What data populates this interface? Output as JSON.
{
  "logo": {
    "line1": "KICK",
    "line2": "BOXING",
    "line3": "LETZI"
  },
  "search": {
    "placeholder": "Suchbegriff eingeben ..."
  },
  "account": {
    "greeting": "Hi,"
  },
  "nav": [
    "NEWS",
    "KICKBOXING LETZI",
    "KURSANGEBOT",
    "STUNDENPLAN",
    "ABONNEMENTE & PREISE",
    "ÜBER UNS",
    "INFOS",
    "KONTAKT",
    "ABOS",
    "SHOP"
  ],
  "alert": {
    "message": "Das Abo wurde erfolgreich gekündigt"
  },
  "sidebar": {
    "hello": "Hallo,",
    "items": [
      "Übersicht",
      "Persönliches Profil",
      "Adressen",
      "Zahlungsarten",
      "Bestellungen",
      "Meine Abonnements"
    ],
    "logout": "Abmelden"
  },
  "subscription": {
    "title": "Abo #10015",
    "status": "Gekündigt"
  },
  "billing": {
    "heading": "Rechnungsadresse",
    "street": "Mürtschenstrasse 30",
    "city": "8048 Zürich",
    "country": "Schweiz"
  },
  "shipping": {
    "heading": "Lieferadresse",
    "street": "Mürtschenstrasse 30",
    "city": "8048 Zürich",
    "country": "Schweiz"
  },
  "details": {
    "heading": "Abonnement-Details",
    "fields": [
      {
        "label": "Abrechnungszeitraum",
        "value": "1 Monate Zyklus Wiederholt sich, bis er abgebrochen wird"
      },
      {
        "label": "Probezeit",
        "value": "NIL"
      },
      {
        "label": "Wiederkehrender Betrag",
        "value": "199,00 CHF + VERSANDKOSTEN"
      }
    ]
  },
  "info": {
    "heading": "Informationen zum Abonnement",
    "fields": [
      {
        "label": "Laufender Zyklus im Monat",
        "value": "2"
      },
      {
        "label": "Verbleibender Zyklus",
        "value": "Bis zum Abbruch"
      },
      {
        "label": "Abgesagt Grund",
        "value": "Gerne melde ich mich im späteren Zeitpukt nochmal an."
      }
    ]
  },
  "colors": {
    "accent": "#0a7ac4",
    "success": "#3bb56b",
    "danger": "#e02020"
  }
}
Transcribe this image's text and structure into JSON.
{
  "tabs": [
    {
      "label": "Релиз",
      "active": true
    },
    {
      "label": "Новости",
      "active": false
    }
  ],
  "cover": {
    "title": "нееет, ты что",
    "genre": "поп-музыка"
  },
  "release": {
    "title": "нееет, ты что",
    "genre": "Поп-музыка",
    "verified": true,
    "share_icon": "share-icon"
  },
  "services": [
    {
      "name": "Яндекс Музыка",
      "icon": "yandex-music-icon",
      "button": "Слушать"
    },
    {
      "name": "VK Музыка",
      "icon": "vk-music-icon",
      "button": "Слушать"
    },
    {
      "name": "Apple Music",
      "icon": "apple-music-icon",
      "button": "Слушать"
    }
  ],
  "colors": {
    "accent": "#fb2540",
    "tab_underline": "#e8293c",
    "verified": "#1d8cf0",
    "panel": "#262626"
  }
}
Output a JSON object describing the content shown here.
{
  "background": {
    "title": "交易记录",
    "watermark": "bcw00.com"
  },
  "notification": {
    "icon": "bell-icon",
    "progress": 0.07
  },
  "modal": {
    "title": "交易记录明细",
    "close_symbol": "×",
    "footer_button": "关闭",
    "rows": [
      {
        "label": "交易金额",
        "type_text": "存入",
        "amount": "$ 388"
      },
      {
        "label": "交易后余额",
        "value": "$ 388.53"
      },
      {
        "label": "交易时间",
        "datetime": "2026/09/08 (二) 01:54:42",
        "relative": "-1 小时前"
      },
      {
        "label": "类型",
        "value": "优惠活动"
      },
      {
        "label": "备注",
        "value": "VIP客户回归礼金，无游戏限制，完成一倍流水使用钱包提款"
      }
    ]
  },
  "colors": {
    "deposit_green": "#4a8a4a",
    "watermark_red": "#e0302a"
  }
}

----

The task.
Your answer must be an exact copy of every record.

Answer.
What data populates this interface? Output as JSON.
{
  "logo": {
    "line1": "KICK",
    "line2": "BOXING",
    "line3": "LETZI"
  },
  "search": {
    "placeholder": "Suchbegriff eingeben ..."
  },
  "account": {
    "greeting": "Hi,"
  },
  "nav": [
    "NEWS",
    "KICKBOXING LETZI",
    "KURSANGEBOT",
    "STUNDENPLAN",
    "ABONNEMENTE & PREISE",
    "ÜBER UNS",
    "INFOS",
    "KONTAKT",
    "ABOS",
    "SHOP"
  ],
  "alert": {
    "message": "Das Abo wurde erfolgreich gekündigt"
  },
  "sidebar": {
    "hello": "Hallo,",
    "items": [
      "Übersicht",
      "Persönliches Profil",
      "Adressen",
      "Zahlungsarten",
      "Bestellungen",
      "Meine Abonnements"
    ],
    "logout": "Abmelden"
  },
  "subscription": {
    "title": "Abo #10015",
    "status": "Gekündigt"
  },
  "billing": {
    "heading": "Rechnungsadresse",
    "street": "Mürtschenstrasse 30",
    "city": "8048 Zürich",
    "country": "Schweiz"
  },
  "shipping": {
    "heading": "Lieferadresse",
    "street": "Mürtschenstrasse 30",
    "city": "8048 Zürich",
    "country": "Schweiz"
  },
  "details": {
    "heading": "Abonnement-Details",
    "fields": [
      {
        "label": "Abrechnungszeitraum",
        "value": "1 Monate Zyklus Wiederholt sich, bis er abgebrochen wird"
      },
      {
        "label": "Probezeit",
        "value": "NIL"
      },
      {
        "label": "Wiederkehrender Betrag",
        "value": "199,00 CHF + VERSANDKOSTEN"
      }
    ]
  },
  "info": {
    "heading": "Informationen zum Abonnement",
    "fields": [
      {
        "label": "Laufender Zyklus im Monat",
        "value": "2"
      },
      {
        "label": "Verbleibender Zyklus",
        "value": "Bis zum Abbruch"
      },
      {
        "label": "Abgesagt Grund",
        "value": "Gerne melde ich mich im späteren Zeitpukt nochmal an."
      }
    ]
  },
  "colors": {
    "accent": "#0a7ac4",
    "success": "#3bb56b",
    "danger": "#e02020"
  }
}
Transcribe this image's text and structure into JSON.
{
  "tabs": [
    {
      "label": "Релиз",
      "active": true
    },
    {
      "label": "Новости",
      "active": false
    }
  ],
  "cover": {
    "title": "нееет, ты что",
    "genre": "поп-музыка"
  },
  "release": {
    "title": "нееет, ты что",
    "genre": "Поп-музыка",
    "verified": true,
    "share_icon": "share-icon"
  },
  "services": [
    {
      "name": "Яндекс Музыка",
      "icon": "yandex-music-icon",
      "button": "Слушать"
    },
    {
      "name": "VK Музыка",
      "icon": "vk-music-icon",
      "button": "Слушать"
    },
    {
      "name": "Apple Music",
      "icon": "apple-music-icon",
      "button": "Слушать"
    }
  ],
  "colors": {
    "accent": "#fb2540",
    "tab_underline": "#e8293c",
    "verified": "#1d8cf0",
    "panel": "#262626"
  }
}
Output a JSON object describing the content shown here.
{
  "background": {
    "title": "交易记录",
    "watermark": "bcw00.com"
  },
  "notification": {
    "icon": "bell-icon",
    "progress": 0.07
  },
  "modal": {
    "title": "交易记录明细",
    "close_symbol": "×",
    "footer_button": "关闭",
    "rows": [
      {
        "label": "交易金额",
        "type_text": "存入",
        "amount": "$ 388"
      },
      {
        "label": "交易后余额",
        "value": "$ 388.53"
      },
      {
        "label": "交易时间",
        "datetime": "2026/09/08 (二) 01:54:42",
        "relative": "-1 小时前"
      },
      {
        "label": "类型",
        "value": "优惠活动"
      },
      {
        "label": "备注",
        "value": "VIP客户回归礼金，无游戏限制，完成一倍流水使用钱包提款"
      }
    ]
  },
  "colors": {
    "deposit_green": "#4a8a4a",
    "watermark_red": "#e0302a"
  }
}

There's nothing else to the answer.